There are two items of interest here.

Naval News brings us more news about TALONS and incidentally, info on an air droppable rescue boat. We have been following DARPA’s development of TALONS (Towed Airborne Lift of Naval Systems) for about four years.

Putting sensors at 1000 feet gives a horizon distance of 38.7 miles compared with 8.7 miles for a more typical height of 50 feet. This latest test show how truly small the footprint of this system can be. The boat is only 15’8” (4.8M) in length.

I had never heard of the Greenough Advanced Rescue Craft (GARC). Apparently it is a standard Air Force system. The Coast Guard used to have a capability to drop a lifeboat from a fixed wing aircraft. The Air Force apparently still does and it looks like it could be remote controlled to go to the rescue of those in distress. Check out the description in at the link below.

“The Unmanned GARC is 15’8” (4.8M) in length and a full load displacement of 3,600lbs. It has a top speed in excess of 35 knots, a range of 400+ nautical miles at 30 knots (700+ nm range at 6 knots). It can operate up to sea state 4.”

A U.S. Coast Guard Boeing PB-1G Fortress carrying a lifeboat in 1948. The USCG used the PB-1G from 1945 to 1959. US Coast Guard photo 5261

When we used to do this (even before my time), I am pretty sure the survivors had to make their way to the boat, which could be problematic. Looks like this one could be driven to the survivors and probably has a radio link.

“UK Maritime and Coast Guard Agency wants drones for its SAR missions” –Naval News

QinetiQ recently collaborated with MCA for assessing UAV capability for SAR missions (Credit: QinetiQ)

Naval News reports the UK’s Maritime and Coastguard Agency’s (MCA) experimentation with Small Unmanned Air Systems (sUAS).

While the USCG has started using sUAS aboard ship and has been experimenting with shore based larger UAS, it sounds like the UK is looking at a niche, the USCG may not have explored.

“Requirements include ability to search for a missing person or vessel up to 10 km away from shore in low-light, misty and/or windy conditions. According to the tender document, potential uses of the UAV also include pollution assessment and law enforcement support.”

A similar use by the USCG could mean equipping units down to the SAR station level with UAS. The UK has, of course, encountered the same problem the US has in providing a sense and avoid capability for its unmanned system to prevent airspace conflicts between manned and unmanned aircraft.

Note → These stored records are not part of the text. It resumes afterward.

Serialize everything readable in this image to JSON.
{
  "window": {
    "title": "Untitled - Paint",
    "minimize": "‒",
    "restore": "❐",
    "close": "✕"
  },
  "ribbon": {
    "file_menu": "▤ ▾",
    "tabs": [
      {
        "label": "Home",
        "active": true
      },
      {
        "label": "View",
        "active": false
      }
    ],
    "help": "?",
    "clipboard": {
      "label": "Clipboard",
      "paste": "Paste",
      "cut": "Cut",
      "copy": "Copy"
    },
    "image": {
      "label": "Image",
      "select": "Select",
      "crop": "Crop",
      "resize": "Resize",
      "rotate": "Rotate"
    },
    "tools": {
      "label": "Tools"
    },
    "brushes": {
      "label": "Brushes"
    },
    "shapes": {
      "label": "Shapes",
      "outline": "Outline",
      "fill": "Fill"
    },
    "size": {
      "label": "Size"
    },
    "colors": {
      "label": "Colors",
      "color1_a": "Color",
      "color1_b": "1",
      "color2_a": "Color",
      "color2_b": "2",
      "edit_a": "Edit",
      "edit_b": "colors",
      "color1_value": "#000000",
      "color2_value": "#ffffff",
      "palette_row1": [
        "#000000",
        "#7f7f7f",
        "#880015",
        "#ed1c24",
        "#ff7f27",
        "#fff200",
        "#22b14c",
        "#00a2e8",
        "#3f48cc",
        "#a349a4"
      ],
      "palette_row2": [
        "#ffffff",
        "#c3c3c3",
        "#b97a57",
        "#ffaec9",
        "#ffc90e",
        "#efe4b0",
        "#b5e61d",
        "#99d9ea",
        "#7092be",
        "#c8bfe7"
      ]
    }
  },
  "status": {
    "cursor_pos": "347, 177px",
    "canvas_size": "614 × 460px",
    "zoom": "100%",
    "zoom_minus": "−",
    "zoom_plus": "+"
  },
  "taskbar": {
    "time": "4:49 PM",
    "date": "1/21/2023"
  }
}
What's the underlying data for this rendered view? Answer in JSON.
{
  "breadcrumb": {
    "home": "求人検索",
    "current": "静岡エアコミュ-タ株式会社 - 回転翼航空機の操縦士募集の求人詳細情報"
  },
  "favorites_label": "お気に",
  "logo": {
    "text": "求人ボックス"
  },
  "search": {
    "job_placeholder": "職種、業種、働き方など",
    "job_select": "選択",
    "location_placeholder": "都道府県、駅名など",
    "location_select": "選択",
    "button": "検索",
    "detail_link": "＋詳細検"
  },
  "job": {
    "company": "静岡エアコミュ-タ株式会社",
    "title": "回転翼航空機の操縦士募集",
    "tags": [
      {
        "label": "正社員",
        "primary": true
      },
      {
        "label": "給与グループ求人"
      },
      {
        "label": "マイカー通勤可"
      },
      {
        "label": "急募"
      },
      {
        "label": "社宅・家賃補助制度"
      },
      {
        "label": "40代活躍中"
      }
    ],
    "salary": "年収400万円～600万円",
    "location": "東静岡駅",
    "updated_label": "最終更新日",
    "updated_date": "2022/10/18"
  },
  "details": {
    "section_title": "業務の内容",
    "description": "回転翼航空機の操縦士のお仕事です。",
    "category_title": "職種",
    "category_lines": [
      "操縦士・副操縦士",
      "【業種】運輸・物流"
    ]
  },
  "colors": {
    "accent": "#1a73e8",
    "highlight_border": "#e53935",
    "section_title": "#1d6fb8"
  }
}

“The MCA vows to « address and remove the regulatory issues and barriers to allow Beyond Visual Line of Sight (BVLOS) flight in unsegregated and uncontrolled UK airspace.”

The US FAA has deconflicted use of private (hobby) drones by allowing virtually unrestricted use five miles or more beyond airports and at latitudes of no more than 400 feet above ground level. 400 feet might be adequate for this type of small UAS, in that it provides a horizon distance of over 20 miles.

Sea Machines, Hike Metal to Collaborate on SAR Autonomy” –MarineLink

Marine Link reports an attempt to build an unmanned rescue vessel.

Boston-based Sea Machines Robotics announced today a new partnership with Hike Metal, a world-class manufacturer of workboats based in Ontario, Canada, to integrate Sea Machines’ SM300 autonomous vessel control system aboard commercial vessels tasked with search-and-rescue (SAR) missions.

Unmanned is “all the rage,” but once you get on scene, you never know what you will find. The victim you are attempting to help may need medical assistance, they may not be able to move to shelter provided by the boat.

Automated systems could operate like a smart cruise control on your car, navigating to a designated position and even follow the rules of the road. Automated systems can reduce manning requirements, but when the SAR vessel gets on scene, you need the versatility of a human being to respond to the unexpected.

(Writing this feels some how wrong. Am I being reactionary? Isn’t this obvious to everyone? Still felt like I had to say something. Good systems could come out of this, but full autonomy is just too much to expect.)